Problem statement:
Locate every line in the records below that holds the word "commonName" and return each one.

Input material:
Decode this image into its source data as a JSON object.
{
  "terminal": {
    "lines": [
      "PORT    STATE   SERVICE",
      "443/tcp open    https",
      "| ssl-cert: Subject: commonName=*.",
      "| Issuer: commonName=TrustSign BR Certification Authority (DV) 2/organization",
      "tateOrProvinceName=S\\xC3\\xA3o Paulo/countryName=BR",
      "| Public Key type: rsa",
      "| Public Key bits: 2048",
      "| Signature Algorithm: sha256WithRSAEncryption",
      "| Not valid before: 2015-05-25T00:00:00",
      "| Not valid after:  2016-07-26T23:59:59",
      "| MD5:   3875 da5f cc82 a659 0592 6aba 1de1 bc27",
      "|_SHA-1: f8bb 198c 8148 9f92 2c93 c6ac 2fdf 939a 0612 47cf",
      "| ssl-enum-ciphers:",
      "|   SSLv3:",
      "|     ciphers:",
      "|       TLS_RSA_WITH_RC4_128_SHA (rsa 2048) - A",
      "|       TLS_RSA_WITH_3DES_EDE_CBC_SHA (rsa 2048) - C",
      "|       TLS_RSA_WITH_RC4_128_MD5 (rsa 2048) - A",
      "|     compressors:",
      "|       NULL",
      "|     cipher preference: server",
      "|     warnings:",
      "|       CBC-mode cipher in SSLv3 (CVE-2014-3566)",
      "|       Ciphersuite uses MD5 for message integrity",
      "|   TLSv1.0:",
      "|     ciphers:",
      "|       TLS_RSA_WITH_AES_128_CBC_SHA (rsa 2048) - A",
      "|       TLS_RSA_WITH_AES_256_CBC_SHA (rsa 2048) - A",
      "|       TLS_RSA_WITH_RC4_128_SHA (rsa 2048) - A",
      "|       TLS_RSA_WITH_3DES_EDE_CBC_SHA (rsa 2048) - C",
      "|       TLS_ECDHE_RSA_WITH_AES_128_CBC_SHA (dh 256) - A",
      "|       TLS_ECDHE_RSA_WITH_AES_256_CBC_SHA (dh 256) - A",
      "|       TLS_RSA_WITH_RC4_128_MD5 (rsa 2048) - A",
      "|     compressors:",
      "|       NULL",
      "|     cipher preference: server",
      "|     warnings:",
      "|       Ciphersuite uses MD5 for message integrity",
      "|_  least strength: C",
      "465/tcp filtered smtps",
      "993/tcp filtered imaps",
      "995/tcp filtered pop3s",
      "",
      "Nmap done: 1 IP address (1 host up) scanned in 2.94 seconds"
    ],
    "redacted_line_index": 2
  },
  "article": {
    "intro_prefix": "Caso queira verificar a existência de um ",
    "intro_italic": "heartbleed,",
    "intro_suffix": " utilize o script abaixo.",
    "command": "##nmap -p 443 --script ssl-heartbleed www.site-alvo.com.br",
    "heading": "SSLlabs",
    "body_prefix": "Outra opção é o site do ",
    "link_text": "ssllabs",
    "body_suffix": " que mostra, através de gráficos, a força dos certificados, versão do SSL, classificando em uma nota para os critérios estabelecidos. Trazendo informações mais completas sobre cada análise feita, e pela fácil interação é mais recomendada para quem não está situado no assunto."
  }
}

Problem solution:
      "| ssl-cert: Subject: commonName=*.",
      "| Issuer: commonName=TrustSign BR Certification Authority (DV) 2/organization",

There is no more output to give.